[Recorded information]

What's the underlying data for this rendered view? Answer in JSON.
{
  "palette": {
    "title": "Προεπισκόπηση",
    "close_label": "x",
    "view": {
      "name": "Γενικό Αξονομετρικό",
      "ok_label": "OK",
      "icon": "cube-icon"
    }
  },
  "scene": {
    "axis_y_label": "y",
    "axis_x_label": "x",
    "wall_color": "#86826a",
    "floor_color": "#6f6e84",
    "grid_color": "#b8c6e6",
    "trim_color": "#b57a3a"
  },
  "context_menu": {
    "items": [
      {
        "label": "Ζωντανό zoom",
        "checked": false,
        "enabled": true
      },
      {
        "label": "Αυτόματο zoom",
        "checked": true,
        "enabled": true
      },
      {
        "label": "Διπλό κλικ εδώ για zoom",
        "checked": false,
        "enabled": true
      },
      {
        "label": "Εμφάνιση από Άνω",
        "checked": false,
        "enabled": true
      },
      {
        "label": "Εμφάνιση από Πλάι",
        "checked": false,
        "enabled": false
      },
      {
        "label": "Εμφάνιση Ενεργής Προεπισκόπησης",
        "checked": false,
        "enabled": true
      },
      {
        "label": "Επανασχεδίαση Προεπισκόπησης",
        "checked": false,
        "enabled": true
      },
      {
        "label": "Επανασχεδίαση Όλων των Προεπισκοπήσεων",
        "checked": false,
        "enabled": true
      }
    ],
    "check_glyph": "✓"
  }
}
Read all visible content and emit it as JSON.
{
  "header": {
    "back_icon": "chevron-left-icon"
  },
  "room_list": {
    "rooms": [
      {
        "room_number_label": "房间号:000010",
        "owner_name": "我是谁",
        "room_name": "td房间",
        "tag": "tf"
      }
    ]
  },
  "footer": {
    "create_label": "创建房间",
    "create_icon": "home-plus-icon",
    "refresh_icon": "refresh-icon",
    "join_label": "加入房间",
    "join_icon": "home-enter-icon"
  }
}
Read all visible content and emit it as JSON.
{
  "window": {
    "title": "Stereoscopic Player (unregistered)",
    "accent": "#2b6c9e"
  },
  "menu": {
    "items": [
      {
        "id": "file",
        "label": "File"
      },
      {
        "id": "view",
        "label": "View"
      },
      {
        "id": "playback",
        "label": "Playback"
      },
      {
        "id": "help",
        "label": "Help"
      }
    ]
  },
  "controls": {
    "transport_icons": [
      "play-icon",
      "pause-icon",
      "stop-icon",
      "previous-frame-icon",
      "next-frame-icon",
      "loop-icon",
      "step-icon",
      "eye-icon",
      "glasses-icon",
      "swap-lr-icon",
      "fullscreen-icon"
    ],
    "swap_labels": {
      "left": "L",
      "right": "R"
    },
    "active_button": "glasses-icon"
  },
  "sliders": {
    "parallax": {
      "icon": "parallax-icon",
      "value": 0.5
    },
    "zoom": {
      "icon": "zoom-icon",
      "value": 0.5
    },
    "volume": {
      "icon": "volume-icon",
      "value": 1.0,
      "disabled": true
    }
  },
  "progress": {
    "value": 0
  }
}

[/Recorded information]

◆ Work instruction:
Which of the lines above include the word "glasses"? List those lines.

◆ Task answer:
      "glasses-icon",
    "active_button": "glasses-icon"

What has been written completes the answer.